Attention primary voters: our local Democratic caucus meets March 26 at the Blaine Middle School cafeteria. Arrive around 9:30 a.m. The doors may close at 10 a.m., when the caucus begins. We want your vote to be able to be counted.
Four Blaine city precincts, two Custer precincts and four Blaine area precincts will all meet that day at the middle school.
There are 70,000 Americans living in B.C., and 41,000 in Metro Vancouver. There are Democrat and Republican clubs, with a keen interest in the primaries and the ongoing debates.
The major differences with their meetings in Canada: both party members meet together for lunch at a pub or a golf course, and they don’t carry placards in the streets, or protest in public.
Donation to the cause is more difficult with the low Canadian dollar, but they remember when the Canadian dollar was higher than the U.S. dollar.
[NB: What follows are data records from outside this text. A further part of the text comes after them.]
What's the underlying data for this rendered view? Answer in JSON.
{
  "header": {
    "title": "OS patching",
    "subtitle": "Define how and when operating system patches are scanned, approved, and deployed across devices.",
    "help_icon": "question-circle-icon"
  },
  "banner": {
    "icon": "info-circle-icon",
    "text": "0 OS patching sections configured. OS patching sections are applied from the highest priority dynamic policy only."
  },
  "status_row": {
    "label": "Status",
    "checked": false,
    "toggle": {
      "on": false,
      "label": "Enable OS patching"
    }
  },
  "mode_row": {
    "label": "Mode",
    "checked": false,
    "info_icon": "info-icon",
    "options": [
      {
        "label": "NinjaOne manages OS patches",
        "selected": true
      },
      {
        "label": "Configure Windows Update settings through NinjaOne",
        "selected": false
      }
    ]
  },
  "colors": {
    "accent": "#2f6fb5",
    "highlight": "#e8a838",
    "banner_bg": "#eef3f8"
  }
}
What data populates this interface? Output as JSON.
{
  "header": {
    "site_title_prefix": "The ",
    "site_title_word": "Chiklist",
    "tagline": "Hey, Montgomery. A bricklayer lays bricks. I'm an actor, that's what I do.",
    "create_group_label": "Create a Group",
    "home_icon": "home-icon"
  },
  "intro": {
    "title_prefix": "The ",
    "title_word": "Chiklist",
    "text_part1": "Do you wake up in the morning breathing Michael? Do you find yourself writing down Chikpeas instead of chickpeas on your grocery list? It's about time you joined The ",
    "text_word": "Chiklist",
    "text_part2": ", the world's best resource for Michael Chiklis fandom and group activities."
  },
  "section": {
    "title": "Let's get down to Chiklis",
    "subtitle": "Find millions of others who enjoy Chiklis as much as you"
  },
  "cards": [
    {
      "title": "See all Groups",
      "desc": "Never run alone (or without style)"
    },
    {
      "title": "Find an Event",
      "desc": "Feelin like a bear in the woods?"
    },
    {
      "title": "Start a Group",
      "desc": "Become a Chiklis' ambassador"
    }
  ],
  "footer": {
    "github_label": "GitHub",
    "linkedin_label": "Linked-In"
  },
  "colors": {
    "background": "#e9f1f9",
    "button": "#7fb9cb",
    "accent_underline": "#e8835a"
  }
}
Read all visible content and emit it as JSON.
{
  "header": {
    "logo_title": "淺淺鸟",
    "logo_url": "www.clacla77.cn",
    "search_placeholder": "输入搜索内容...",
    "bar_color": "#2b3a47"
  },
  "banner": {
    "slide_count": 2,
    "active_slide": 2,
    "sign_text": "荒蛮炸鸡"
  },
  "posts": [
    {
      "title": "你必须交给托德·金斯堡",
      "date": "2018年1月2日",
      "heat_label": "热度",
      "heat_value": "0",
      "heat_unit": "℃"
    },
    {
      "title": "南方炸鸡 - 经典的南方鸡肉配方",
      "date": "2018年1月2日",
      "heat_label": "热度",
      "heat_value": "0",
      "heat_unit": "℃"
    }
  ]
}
They try to explain the U.S. election process to Canadians who are unfamiliar with the American political process.
In response, the Canadians simply point out that their parliamentary election process takes only six weeks from start to finish.
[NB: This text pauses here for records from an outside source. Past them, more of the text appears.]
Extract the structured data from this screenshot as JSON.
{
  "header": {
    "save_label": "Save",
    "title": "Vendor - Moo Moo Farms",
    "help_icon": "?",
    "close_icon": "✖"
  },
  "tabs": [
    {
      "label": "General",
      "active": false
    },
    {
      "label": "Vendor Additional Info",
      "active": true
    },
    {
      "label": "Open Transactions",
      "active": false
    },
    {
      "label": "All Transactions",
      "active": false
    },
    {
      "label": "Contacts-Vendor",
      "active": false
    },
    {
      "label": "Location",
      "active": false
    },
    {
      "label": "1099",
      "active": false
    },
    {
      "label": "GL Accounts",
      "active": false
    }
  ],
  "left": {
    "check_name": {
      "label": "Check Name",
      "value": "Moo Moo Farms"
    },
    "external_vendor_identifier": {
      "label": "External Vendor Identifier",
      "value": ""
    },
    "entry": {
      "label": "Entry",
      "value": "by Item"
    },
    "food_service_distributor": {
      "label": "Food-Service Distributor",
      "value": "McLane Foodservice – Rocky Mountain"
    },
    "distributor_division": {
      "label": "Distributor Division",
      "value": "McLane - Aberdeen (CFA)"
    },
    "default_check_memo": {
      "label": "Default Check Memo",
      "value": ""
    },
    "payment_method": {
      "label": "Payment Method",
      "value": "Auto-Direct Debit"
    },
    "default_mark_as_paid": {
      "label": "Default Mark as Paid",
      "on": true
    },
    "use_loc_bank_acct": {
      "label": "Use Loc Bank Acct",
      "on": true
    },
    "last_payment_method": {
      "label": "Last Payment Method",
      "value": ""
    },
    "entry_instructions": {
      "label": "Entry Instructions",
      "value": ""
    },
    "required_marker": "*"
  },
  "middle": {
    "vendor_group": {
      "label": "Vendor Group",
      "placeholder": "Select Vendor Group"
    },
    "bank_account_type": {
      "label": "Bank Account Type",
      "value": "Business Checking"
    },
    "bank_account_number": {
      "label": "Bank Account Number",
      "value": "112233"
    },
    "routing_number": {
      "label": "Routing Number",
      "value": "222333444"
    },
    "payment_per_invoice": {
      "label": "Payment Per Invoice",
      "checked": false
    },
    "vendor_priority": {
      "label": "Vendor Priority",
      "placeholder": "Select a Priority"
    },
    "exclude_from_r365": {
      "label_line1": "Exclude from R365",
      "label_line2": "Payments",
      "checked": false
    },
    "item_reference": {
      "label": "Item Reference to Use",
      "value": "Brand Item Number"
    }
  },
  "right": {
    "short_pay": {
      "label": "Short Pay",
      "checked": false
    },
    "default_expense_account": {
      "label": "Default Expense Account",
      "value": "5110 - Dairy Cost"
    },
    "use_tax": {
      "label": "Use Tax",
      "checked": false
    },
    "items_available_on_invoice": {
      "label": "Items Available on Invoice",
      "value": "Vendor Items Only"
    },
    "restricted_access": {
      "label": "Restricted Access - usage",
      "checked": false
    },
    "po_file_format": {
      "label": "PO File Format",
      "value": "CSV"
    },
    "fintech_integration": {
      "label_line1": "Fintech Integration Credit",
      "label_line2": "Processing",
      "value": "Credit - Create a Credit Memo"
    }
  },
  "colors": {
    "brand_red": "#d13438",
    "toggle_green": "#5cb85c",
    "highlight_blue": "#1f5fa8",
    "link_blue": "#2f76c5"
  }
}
Aside from that, Canadians take a keen interest in the TV debates and hope that whoever is the next President won’t build a wall on the 5,000-mile northern border, so they will no longer be able to get cheaper gas and booze, and winter sunshine in California/Arizona and Florida.
A donkey basketball fundraiser event was held at Ferndale High School on February 13, 2016, sponsored by, and to benefit, the Ferndale FFA.
The American Society for the Prevention of Cruelty to Animals declares its opposition to donkey basketball in its official “Policy and Position” statements, and to my understanding, all other animal advocacy organizations are opposed to donkey basketball. The Whatcom Humane Society voiced its opposition to the donkey basketball event at Ferndale High School, as well.
As part of its justification for refusing to cancel the donkey basketball event, the Ferndale school district said the donkey basketball game is a tradition that has been going on for 40 years there.
Traditions are tricky, however. They are often seen as positive and good, but some traditions can be negative and objectionable, especially after education occurs that results in social awareness and social progress. But there is a phrase that can often stand in the way of that progress: “It’s a tradition.”
Tradition enabled the town of Whitesboro, New York, to keep using a town seal dating back to 1883, which depicted a white settler choking a Native American man. Only after nationwide controversy erupted about the town seal, which is viewed by many people nationwide as being racist, did town officials decide to finally change it on January 21, 2016.
The controversy over that town seal had heightened last year, causing Whitesboro village officials to query its residents in an unofficial vote. On January 12, residents voted (157–55) to keep the town seal, but afterward, The Daily Show and other public outcries lambasted Whitesboro for the vote. These objections across the nation finally led to the decision by the mayor and others to change the town seal.
I think the Ferndale school district needs to do the right thing. When a tradition, even a long-standing one that some community members support, involves the exploitation of animals for profit (including fundraising) and exposes them to mistreatment/cruelty or other morally and ethically unacceptable practices, then it’s time to retire that tradition based on our evolving social consciousness.